by The Curious Scribbler
The first street art I ever saw was in Iowa City in 1975. On the blank end of a large flat faced-building I was confronted by a huge idealized version of the landscape through which we had travelled all day: endless plains of corn, ruler-straight roads, clapboard farmhouses and barns, and above it an enormous sky. And in that painted sky sickle-winged nighthawks circled like giant swifts. There was a joyous mimicry about this urban picture, for in real life, the evening sky was rent with the weird screams of real nighthawks hurtling overhead. In a bookshop in the same city I found a book of photographs by Diane Arbus and bought it on the spot. Everyone has heard of Diane Arbus since those days, but in both these discoveries Iowa City in the mid seventies delivered a first for me.
I was reminded of both themes when visiting Bedminster in south Bristol last week. Much about the street scenes would make a Diane Arbus composition: the distinctive style of its slightly scruffy inhabitants, the peeling stucco, the buddleia sprouting from gutters and chimney pots, the crushing dismalness of a high street devoted to a signage war between the most downmarket of shops.

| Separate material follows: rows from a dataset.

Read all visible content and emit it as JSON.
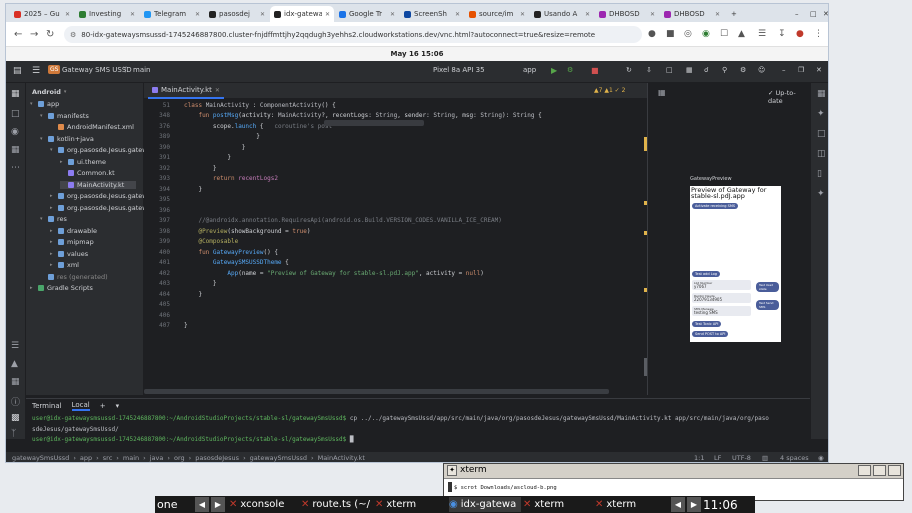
{
  "browser": {
    "tabs": [
      {
        "label": "2025 – Gu",
        "color": "#d93025",
        "active": false
      },
      {
        "label": "Investing",
        "color": "#2e7d32",
        "active": false
      },
      {
        "label": "Telegram",
        "color": "#2196f3",
        "active": false
      },
      {
        "label": "pasosdej",
        "color": "#222222",
        "active": false
      },
      {
        "label": "idx-gatewa",
        "color": "#222222",
        "active": true
      },
      {
        "label": "Google Tr",
        "color": "#1a73e8",
        "active": false
      },
      {
        "label": "ScreenSh",
        "color": "#0d47a1",
        "active": false
      },
      {
        "label": "source/im",
        "color": "#e65100",
        "active": false
      },
      {
        "label": "Usando A",
        "color": "#222222",
        "active": false
      },
      {
        "label": "DHBOSD",
        "color": "#9c27b0",
        "active": false
      },
      {
        "label": "DHBOSD",
        "color": "#9c27b0",
        "active": false
      }
    ],
    "url": "80-idx-gatewaysmsussd-1745246887800.cluster-fnjdffmttjhy2qqdugh3yehhs2.cloudworkstations.dev/vnc.html?autoconnect=true&resize=remote",
    "clock": "May 16  15:06"
  },
  "ide": {
    "project_badge": "GS",
    "project_name": "Gateway SMS USSD",
    "branch": "main",
    "device": "Pixel 8a API 35",
    "run_config": "app",
    "view_mode": "Android",
    "editor_tab": "MainActivity.kt",
    "warnings": "▲7  ▲1  ✓ 2",
    "uptodate": "Up-to-date",
    "tree": [
      {
        "label": "app",
        "indent": 0,
        "arrow": "▾",
        "color": "#6e9fd8"
      },
      {
        "label": "manifests",
        "indent": 1,
        "arrow": "▾",
        "color": "#6e9fd8"
      },
      {
        "label": "AndroidManifest.xml",
        "indent": 2,
        "arrow": "",
        "color": "#e08b4b"
      },
      {
        "label": "kotlin+java",
        "indent": 1,
        "arrow": "▾",
        "color": "#6e9fd8"
      },
      {
        "label": "org.pasosde.Jesus.gatew",
        "indent": 2,
        "arrow": "▾",
        "color": "#6e9fd8"
      },
      {
        "label": "ui.theme",
        "indent": 3,
        "arrow": "▸",
        "color": "#6e9fd8"
      },
      {
        "label": "Common.kt",
        "indent": 3,
        "arrow": "",
        "color": "#8c7cf0"
      },
      {
        "label": "MainActivity.kt",
        "indent": 3,
        "arrow": "",
        "color": "#8c7cf0",
        "selected": true
      },
      {
        "label": "org.pasosde.Jesus.gatew",
        "indent": 2,
        "arrow": "▸",
        "color": "#6e9fd8"
      },
      {
        "label": "org.pasosde.Jesus.gatew",
        "indent": 2,
        "arrow": "▸",
        "color": "#6e9fd8"
      },
      {
        "label": "res",
        "indent": 1,
        "arrow": "▾",
        "color": "#6e9fd8"
      },
      {
        "label": "drawable",
        "indent": 2,
        "arrow": "▸",
        "color": "#6e9fd8"
      },
      {
        "label": "mipmap",
        "indent": 2,
        "arrow": "▸",
        "color": "#6e9fd8"
      },
      {
        "label": "values",
        "indent": 2,
        "arrow": "▸",
        "color": "#6e9fd8"
      },
      {
        "label": "xml",
        "indent": 2,
        "arrow": "▸",
        "color": "#6e9fd8"
      },
      {
        "label": "res (generated)",
        "indent": 1,
        "arrow": "",
        "color": "#6e9fd8",
        "dim": true
      },
      {
        "label": "Gradle Scripts",
        "indent": 0,
        "arrow": "▸",
        "color": "#4aa56a"
      }
    ],
    "code": [
      {
        "n": "51",
        "html": "<span class='kw'>class</span> <span class='id'>MainActivity</span> : <span class='id'>ComponentActivity</span>() {"
      },
      {
        "n": "348",
        "html": "    <span class='kw'>fun</span> <span class='fn'>postMsg</span>(activity: <span class='id'>MainActivity</span>?, recentLogs: <span class='id'>String</span>, sender: <span class='id'>String</span>, msg: <span class='id'>String</span>): <span class='id'>String</span> {"
      },
      {
        "n": "376",
        "html": "        scope.<span class='fn'>launch</span> {   <span class='cm'>coroutine's post</span>"
      },
      {
        "n": "389",
        "html": "                    }"
      },
      {
        "n": "390",
        "html": "                }"
      },
      {
        "n": "391",
        "html": "            }"
      },
      {
        "n": "392",
        "html": "        }"
      },
      {
        "n": "393",
        "html": "        <span class='kw'>return</span> <span class='pl'>recentLogs2</span>"
      },
      {
        "n": "394",
        "html": "    }"
      },
      {
        "n": "395",
        "html": ""
      },
      {
        "n": "396",
        "html": ""
      },
      {
        "n": "397",
        "html": "    <span class='cm'>//@androidx.annotation.RequiresApi(android.os.Build.VERSION_CODES.VANILLA_ICE_CREAM)</span>"
      },
      {
        "n": "398",
        "html": "    <span class='an'>@Preview</span>(showBackground = <span class='kw'>true</span>)"
      },
      {
        "n": "399",
        "html": "    <span class='an'>@Composable</span>"
      },
      {
        "n": "400",
        "html": "    <span class='kw'>fun</span> <span class='fn'>GatewayPreview</span>() {"
      },
      {
        "n": "401",
        "html": "        <span class='fn'>GatewaySMSUSSDTheme</span> {"
      },
      {
        "n": "402",
        "html": "            <span class='fn'>App</span>(name = <span class='str'>\"Preview of Gateway for stable-sl.pdJ.app\"</span>, activity = <span class='kw'>null</span>)"
      },
      {
        "n": "403",
        "html": "        }"
      },
      {
        "n": "404",
        "html": "    }"
      },
      {
        "n": "405",
        "html": ""
      },
      {
        "n": "406",
        "html": ""
      },
      {
        "n": "407",
        "html": "}"
      }
    ],
    "preview": {
      "label": "GatewayPreview",
      "title": "Preview of Gateway for stable-sl.pdJ.app",
      "btn_receiving": "Activate receiving SMS",
      "btn_test_log": "Test add Log",
      "card1_label": "Llid Number",
      "card1_value": "y7067",
      "btn_test_ussd": "Test Ussd state",
      "card2_label": "Recibir Desde",
      "card2_value": "22079134905",
      "btn_test_send": "Test Send SMS",
      "card3_label": "SMS Mensaje",
      "card3_value": "testing SMS",
      "btn_test_api": "Test Tonic API",
      "btn_post_api": "Send POST to API"
    },
    "terminal": {
      "title": "Terminal",
      "tab": "Local",
      "lines": [
        {
          "path": "user@idx-gatewaysmsussd-1745246887800:~/AndroidStudioProjects/stable-sl/gatewaySmsUssd$",
          "cmd": " cp ../../gatewaySmsUssd/app/src/main/java/org/pasosdeJesus/gatewaySmsUssd/MainActivity.kt app/src/main/java/org/paso"
        },
        {
          "path": "",
          "cmd": "sdeJesus/gatewaySmsUssd/"
        },
        {
          "path": "user@idx-gatewaysmsussd-1745246887800:~/AndroidStudioProjects/stable-sl/gatewaySmsUssd$",
          "cmd": " █"
        }
      ]
    },
    "status": {
      "crumbs": [
        "gatewaySmsUssd",
        "app",
        "src",
        "main",
        "java",
        "org",
        "pasosdeJesus",
        "gatewaySmsUssd",
        "MainActivity.kt"
      ],
      "position": "1:1",
      "lf": "LF",
      "encoding": "UTF-8",
      "indent": "4 spaces"
    }
  },
  "xterm": {
    "title": "xterm",
    "line": "$ scrot Downloads/ascloud-b.png"
  },
  "taskbar": {
    "items": [
      "one",
      "xconsole",
      "route.ts (~/",
      "xterm",
      "idx-gatewa",
      "xterm",
      "xterm"
    ],
    "clock": "11:06"
  }
}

And yet there were thrills and surprises at every turn, for the Upfest Street Art Festival had co-ordinated the embellishment of Bedminster through the efforts of mural artists from Bristol, Britain, and all over the world. Should the ambulanceman in the picture above spin upon his heel he would look up at a very different scene, of a glistening rain-drenched city street, dominated by an exotic blue-tinged oriental lady.You need to venture up side roads to find all the exhibits. Here is a house embellished by one of the founding artists of Upfest, whose moniker is My Dog Sighs. This peculiar stick man crops up several times on boards and buildings, and can also be purchased on art card at the Upfest Gallery, embellished with choice of apposite sayings I wish I’d said myself.
On the next side street was a red squirrel: sniffing at a hoard of paint spray can tops, the detritus of artworks such as this. The composition is interrupted by the door and window of this small shop, and oddly decorated by the opportunistic buddleia sprouting out of the sill.

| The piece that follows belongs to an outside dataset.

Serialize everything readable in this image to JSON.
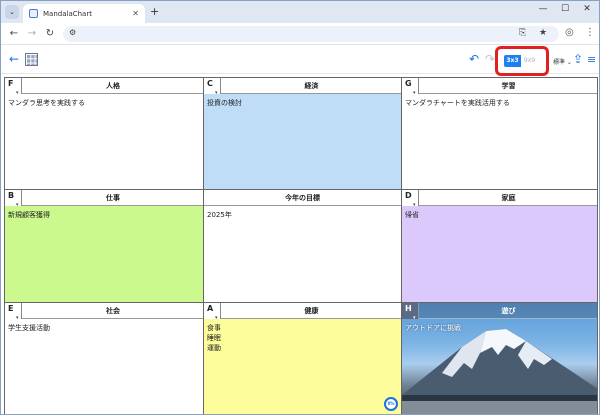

The Steam Crane, a pub by the roundabout, provided many more obstacles to a smooth canvas, for it is an Edwardian frontage of dressed stone, timberwork-and-brick, dormer windows and chimneys. Hard to believe that such a dominating form could be camouflaged by a maritime harbour scene of 200 years ago, yet you have to stop and study to comprehend the picture. Harder still to imagine the labour of correctly superimposing the picture on this complex shape, working close up, over a weekend, from a scaffold or cherry picker.
There are also bill boards and shop windows mingling with the with regular advertisements on the street. The minions poster has perhaps attracted new and opinionated graffiti, but then what do I know of the opinions of the artist ‘Angus’? Next up was the psychedelic mackaw taking flight on the flank of The Masonic public house. It’s anyone’s guess whether the tattoo parlour with the Star Wars title is part of the exhibit – this kind of artwork abounds in Bristol.
There was a cluster of creativity in the vicinity of the Tobacco Factory further up the hill, and here came together a most Arbus-esque scene, a commentary on health, both of the individual and of the planet. Are we marching towards our doom?
The image of the tree, last oxygenator of the planet, was crafted with glued-on moss for the foliage, while above, an oily hand by a different artist dripped realistically to the ground. Nearby was a representation of our earth exploding from within, painted by the invisible hand ‘Manu Invisible’ from Italy, and further down the road on an up and over garage door three harbingers of death wait on a park bench under the stars of the European Union. A politically aware lot, around here..
The mood though varies, with a more positive note struck by the the jigsaw piece of an eye, the urban fox and the head of a tiger. Businesses offering a wall to paint often get a complementary theme; the independent bakery decorated with ‘The best thing since sliced bread’ and the butcher with an exhortation ( by Shaun the Sheep, another Bristol alumnus) to eat more beef!
As a final excursion we went off North Street to The Climbing Centre on Winterstoke Road. Two images adorn its side wall, but perhaps the most memorable is the girl in climbing gear( with her teddy bear), who dangles from the tower, cutting away with a box cutter the fixing wires for the commercial Vauxhall poster below.
We’ve got plenty of dilapidated buildings and ugly walls in Aberystwyth too, but apart from the long lived and now rather shabby mural on the end of of Y Lolfa’s building in Talybont, they have been put to precious little use. In Bedminster the murals are only guaranteed a life of one or perhaps two years, for the next Upfest will re-paint these walls to make way for new works.
For a glimse of some of the previous images from Upfest 2013 visit http://www.seatbeltguitar.com/30-jaw-dropping-pieces-of-bristol-street-art